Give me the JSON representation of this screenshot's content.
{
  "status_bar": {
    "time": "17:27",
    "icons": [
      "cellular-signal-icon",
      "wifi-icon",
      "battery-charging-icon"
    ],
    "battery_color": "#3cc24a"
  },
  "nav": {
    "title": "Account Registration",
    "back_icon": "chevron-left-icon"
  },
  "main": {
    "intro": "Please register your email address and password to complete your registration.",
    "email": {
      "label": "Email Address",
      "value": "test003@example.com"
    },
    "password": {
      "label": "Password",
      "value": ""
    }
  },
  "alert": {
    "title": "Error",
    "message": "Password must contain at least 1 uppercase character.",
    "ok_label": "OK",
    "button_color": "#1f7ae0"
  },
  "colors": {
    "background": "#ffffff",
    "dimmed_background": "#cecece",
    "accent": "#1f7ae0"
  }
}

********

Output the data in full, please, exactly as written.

**Solution for this problem:**
Give me the JSON representation of this screenshot's content.
{
  "status_bar": {
    "time": "17:27",
    "icons": [
      "cellular-signal-icon",
      "wifi-icon",
      "battery-charging-icon"
    ],
    "battery_color": "#3cc24a"
  },
  "nav": {
    "title": "Account Registration",
    "back_icon": "chevron-left-icon"
  },
  "main": {
    "intro": "Please register your email address and password to complete your registration.",
    "email": {
      "label": "Email Address",
      "value": "test003@example.com"
    },
    "password": {
      "label": "Password",
      "value": ""
    }
  },
  "alert": {
    "title": "Error",
    "message": "Password must contain at least 1 uppercase character.",
    "ok_label": "OK",
    "button_color": "#1f7ae0"
  },
  "colors": {
    "background": "#ffffff",
    "dimmed_background": "#cecece",
    "accent": "#1f7ae0"
  }
}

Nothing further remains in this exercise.